In the San Juan County government, Navajos votes are starting to make a difference. Since the 2018 election, a majority of the county commissioners are now Navajo.

“Navajos were underrepresented,” Redhorse said. “I decided to let Navajos know, we’re being walked on, we’re pushed aside.” 

She is often driving unnamed roads on the reservation, delivering blue cards with their plus codes to houses, and helping people register to vote. The signs are donated by Google. A typical address on the reservation is now: 7CMR+2M, Bluff, UT

On the shoulders of Utah women from the past

One of Utah’s greatest advocates for American Indian voting rights, a Lankton-Sioux woman named Zitkála-Šá, crisscrossed the country in the early 1900s to bring Native Americans together.

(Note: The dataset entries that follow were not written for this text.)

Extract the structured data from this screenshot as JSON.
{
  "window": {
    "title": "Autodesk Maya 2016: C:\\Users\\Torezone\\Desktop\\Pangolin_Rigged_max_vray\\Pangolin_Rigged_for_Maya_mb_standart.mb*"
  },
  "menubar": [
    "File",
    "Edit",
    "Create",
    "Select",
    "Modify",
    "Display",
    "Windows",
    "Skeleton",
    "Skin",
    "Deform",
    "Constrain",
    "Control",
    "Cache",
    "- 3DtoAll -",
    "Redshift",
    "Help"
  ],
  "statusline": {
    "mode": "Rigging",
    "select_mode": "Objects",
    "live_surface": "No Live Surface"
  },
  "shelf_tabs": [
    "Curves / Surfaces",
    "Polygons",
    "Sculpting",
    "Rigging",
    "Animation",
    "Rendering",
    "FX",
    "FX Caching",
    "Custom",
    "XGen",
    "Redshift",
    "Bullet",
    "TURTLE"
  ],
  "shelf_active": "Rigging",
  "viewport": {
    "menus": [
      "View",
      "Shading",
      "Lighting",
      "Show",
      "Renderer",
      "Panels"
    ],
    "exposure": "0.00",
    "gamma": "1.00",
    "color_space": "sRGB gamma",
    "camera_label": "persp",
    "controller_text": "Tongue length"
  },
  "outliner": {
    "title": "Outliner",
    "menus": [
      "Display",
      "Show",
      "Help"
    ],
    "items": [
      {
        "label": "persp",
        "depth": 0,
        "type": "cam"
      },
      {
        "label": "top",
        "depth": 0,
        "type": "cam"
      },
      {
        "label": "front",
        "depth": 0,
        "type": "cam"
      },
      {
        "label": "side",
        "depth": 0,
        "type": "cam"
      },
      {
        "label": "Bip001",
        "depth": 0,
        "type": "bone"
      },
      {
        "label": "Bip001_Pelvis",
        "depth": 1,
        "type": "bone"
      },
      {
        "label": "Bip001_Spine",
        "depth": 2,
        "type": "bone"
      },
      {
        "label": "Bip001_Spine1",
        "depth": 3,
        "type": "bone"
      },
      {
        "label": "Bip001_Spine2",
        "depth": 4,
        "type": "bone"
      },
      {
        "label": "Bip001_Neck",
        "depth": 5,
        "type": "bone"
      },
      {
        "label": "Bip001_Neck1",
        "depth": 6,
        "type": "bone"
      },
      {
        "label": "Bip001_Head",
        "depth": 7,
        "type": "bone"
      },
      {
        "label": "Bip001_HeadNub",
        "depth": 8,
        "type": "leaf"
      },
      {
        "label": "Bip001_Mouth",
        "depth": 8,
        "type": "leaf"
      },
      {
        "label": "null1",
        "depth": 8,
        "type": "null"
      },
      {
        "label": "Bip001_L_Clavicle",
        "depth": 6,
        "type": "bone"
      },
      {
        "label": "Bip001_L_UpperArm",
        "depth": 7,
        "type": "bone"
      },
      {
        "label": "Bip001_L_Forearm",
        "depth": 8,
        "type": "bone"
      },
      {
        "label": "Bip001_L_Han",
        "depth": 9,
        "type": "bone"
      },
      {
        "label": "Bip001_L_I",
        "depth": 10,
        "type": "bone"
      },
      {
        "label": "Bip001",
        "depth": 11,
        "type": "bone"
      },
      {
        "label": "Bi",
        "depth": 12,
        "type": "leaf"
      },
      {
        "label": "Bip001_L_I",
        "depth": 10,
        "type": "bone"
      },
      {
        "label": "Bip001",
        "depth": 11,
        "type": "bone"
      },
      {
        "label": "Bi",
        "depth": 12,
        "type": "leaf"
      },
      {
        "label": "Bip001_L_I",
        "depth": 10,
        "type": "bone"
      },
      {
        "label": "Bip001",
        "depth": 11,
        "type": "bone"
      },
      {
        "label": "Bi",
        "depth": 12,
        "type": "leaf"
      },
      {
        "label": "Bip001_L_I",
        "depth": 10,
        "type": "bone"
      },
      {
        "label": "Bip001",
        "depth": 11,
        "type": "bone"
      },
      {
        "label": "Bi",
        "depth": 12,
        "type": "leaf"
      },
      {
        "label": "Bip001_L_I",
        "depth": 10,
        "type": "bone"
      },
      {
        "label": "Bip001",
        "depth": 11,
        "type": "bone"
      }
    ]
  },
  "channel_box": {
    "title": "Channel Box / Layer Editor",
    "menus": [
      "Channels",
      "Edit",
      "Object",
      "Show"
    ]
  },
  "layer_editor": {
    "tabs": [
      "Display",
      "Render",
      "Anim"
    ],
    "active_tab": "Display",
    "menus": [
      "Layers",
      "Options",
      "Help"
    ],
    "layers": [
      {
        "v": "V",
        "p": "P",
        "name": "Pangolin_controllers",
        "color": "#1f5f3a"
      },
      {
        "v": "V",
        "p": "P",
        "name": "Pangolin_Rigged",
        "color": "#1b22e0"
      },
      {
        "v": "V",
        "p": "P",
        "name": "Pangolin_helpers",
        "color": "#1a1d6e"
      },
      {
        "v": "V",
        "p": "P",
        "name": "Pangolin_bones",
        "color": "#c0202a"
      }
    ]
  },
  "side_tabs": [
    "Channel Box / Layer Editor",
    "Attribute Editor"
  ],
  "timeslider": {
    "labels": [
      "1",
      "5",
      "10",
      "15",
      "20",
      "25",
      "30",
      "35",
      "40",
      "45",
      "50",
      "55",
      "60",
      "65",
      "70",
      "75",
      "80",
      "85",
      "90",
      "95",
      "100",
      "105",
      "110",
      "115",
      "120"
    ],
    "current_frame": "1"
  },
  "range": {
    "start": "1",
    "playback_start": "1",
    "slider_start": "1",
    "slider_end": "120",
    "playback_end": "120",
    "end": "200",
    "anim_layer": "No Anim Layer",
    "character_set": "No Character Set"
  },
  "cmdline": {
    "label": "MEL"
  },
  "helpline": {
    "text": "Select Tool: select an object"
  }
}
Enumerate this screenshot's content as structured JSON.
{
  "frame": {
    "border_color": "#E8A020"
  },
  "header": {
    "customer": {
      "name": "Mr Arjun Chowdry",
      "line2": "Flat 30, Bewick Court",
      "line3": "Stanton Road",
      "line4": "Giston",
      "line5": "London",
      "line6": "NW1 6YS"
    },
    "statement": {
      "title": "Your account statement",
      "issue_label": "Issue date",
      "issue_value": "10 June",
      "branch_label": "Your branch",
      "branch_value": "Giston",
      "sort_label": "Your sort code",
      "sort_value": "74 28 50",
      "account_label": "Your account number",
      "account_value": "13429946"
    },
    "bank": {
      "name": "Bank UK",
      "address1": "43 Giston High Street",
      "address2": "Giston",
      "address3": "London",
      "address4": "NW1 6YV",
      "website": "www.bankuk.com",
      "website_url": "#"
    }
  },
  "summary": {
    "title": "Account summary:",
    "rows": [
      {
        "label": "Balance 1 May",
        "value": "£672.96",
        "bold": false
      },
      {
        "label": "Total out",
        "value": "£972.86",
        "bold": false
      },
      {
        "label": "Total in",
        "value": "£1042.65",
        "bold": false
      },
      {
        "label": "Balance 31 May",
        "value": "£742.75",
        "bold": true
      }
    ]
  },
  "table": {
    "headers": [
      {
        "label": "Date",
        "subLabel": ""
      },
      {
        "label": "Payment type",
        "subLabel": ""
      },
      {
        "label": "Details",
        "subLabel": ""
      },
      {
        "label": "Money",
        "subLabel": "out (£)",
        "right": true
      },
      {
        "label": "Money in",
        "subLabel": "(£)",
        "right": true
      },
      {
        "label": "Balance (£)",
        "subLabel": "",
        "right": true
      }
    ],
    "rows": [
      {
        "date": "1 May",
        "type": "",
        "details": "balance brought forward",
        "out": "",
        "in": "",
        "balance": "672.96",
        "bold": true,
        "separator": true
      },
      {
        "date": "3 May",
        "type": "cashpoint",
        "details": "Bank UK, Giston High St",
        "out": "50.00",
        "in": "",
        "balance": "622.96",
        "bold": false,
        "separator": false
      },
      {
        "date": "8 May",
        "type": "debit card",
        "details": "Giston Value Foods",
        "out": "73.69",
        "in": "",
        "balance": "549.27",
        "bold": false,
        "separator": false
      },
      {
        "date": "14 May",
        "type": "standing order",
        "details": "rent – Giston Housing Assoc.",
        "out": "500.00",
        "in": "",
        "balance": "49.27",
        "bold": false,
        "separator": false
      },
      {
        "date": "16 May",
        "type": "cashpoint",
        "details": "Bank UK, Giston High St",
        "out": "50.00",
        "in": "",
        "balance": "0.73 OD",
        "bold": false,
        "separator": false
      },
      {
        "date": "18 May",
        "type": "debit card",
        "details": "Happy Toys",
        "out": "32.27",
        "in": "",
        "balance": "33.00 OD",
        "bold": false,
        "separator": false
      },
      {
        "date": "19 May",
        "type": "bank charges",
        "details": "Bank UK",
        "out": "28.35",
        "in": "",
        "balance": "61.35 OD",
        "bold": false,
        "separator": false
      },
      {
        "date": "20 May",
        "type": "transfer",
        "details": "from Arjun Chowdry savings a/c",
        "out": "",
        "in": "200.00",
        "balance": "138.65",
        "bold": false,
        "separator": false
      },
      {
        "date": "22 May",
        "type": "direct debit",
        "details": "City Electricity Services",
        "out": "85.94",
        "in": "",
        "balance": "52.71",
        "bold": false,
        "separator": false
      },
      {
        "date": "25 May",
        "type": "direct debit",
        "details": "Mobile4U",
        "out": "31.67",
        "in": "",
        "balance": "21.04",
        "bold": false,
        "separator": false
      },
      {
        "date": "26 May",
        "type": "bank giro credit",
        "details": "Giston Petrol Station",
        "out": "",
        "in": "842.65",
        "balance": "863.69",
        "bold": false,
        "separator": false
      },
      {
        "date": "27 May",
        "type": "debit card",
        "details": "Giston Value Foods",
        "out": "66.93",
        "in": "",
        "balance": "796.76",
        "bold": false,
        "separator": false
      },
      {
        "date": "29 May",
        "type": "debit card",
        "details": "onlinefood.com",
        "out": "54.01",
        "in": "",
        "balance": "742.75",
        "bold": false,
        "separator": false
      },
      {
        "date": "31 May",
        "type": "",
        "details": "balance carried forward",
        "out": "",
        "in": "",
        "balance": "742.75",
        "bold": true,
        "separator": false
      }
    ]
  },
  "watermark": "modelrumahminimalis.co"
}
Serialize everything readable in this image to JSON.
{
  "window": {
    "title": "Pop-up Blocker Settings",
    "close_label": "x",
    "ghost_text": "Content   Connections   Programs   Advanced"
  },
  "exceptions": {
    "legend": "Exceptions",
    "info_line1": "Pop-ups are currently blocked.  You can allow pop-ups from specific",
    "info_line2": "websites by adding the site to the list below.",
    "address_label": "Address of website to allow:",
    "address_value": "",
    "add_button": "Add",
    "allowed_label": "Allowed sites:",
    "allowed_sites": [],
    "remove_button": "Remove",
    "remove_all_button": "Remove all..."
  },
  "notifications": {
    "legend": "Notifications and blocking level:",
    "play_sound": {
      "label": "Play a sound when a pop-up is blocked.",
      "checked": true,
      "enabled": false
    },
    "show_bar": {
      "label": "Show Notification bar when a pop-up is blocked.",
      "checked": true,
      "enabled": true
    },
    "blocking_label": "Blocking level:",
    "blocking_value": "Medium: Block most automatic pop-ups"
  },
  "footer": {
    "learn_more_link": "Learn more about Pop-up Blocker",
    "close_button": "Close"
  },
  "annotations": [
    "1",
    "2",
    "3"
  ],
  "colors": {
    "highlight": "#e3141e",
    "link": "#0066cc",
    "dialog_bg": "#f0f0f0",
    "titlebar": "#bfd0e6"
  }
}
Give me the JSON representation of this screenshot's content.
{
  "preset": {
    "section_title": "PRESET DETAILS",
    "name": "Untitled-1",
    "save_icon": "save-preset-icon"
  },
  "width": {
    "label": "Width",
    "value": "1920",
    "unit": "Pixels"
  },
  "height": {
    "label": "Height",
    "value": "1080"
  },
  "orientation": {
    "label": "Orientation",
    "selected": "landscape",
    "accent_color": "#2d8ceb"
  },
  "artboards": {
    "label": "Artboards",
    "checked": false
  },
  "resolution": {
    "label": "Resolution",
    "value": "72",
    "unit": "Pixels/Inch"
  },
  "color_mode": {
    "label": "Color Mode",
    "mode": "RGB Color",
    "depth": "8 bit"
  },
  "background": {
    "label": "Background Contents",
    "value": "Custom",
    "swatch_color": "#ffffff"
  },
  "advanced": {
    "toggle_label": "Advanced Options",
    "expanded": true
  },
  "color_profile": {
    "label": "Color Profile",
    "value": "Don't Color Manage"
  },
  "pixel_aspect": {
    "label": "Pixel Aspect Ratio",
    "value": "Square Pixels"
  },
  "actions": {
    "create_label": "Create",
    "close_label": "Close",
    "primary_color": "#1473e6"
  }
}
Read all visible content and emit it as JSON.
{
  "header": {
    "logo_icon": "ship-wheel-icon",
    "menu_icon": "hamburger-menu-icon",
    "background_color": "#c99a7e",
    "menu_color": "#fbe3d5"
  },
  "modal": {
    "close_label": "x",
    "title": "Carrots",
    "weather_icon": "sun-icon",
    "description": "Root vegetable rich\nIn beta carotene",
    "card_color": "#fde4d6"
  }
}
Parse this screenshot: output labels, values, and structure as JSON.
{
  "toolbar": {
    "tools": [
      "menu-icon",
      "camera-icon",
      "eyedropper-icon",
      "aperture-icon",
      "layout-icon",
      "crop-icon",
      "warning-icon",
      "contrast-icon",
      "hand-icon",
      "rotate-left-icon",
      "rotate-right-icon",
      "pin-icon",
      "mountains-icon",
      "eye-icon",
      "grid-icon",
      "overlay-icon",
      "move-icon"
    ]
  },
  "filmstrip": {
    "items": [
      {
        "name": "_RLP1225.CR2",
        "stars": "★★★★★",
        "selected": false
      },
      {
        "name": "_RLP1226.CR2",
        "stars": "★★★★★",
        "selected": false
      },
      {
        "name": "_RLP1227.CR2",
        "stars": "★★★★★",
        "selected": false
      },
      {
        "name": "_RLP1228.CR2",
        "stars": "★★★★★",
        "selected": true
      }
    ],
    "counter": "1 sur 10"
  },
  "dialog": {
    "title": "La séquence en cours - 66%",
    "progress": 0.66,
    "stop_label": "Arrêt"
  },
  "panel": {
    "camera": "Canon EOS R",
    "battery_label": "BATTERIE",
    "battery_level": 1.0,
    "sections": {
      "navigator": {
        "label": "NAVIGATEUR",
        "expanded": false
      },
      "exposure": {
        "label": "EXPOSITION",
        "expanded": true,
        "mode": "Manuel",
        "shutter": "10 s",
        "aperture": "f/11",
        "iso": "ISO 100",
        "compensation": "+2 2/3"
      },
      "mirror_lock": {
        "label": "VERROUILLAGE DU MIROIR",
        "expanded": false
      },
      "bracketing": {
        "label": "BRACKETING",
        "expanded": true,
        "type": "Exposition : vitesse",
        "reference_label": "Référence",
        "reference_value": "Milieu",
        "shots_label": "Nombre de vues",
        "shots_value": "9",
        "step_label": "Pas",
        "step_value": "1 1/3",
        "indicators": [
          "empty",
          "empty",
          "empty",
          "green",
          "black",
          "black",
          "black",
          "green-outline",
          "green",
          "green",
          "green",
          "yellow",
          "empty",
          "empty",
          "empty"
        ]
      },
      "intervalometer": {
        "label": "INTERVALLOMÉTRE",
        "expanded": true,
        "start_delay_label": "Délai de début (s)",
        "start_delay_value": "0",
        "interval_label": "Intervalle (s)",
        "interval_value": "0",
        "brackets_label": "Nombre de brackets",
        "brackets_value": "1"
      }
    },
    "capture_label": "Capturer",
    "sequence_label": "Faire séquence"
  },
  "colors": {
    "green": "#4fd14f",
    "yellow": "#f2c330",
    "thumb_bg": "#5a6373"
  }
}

Zitkála-Šá was especially interested in protecting native peoples’ land rights, and changing the U.S. government’s overall attitude toward them. 

She pioneered multiple creative ways to do it. A talented violinist, she created an opera with a musician at Brigham Young University called the “Sun Dance Opera,” to introduce white audiences to a sacred Native American tradition. She wrote stories for Harpers and The Atlantic Monthly, showcasing the beautiful, beating heart of Indian culture and life. And she gave powerful public speeches about the rights of native peoples. 

“Zitkála-Šá was at the forefront of saying, ‘We are human. We play the violin like you. We sing like you. We have a way of spiritually connecting like you,’” said Farina King, a historian at Northeastern State University in Oklahoma.

Zitkála-Šá worked to pass the Indian Citizenship Act in 1924, aided by the tens of thousands of American Indians who fought during World War I without the benefits of U.S. citizenship. She was part of a generation of American Indian activists who worked their whole lives to try to change the whole country’s treatment of them.

Another Utah woman and leader of the Northwestern band of the Shoshone named Mae Timbimboo Parry led Utah toward integrating Native Americans into the larger Utah electorate in a different way: by helping the state confront its history of mistreatment of native peoples. 

Timbimboo Parry grew up hearing her grandfather’s stories, especially his memories of the massacre at Bear River, when hundreds of Shoshone men, women and children were slaughtered by federal troops in 1863. In history books, and at the site in Cache Valley, it was referred to as “The Battle of Bear River.” 

“She worked tirelessly to make sure that it was changed by the National Park Service” said her grandson, Darren Parry, chairman of the Northwestern Band of the Shoshone. 

Thanks to Timbimboo Parry’s work, the history books and the site refer to the “Bear River Massacre.”

Parry often retells his grandmother’s trailblazing work in helping Utah reckon with its history with native peoples.

Fragile progress with voting rights

Utah granted voting privileges to people living on reservations quite recently. In 1956, Utah became the last state in the U.S. to recognize the voting rights of people living on reservations. 

These voting rights are new enough on the reservations in Utah that the barriers to voting can seem insurmountable. 

“We’re part of the fabric of this country, but when it comes to civil rights, the laws make it difficult for Native Americans to take part in the process,” Parry said. 

For example, it may be only a matter of time before state and county governments stop accepting voter registrations with directions instead of addresses. 

North Dakota recently wrote a law requiring identification with a street address in order to vote, disenfranchising a chunk of the state’s sizable American Indian population. The law was challenged in the courts, and North Dakota is now under federal oversight to make sure that American Indians can vote.

“I have so many relatives with no address,” King said. “When you make a law that only people with an address can vote, you are disenfranchising people.”

Redhorse has put thousands of miles on her truck to fix this problem.

Her work puts her firmly in line with generations of Utah women who have gone house by house, block by block to expand the electorate — to make America a true democracy.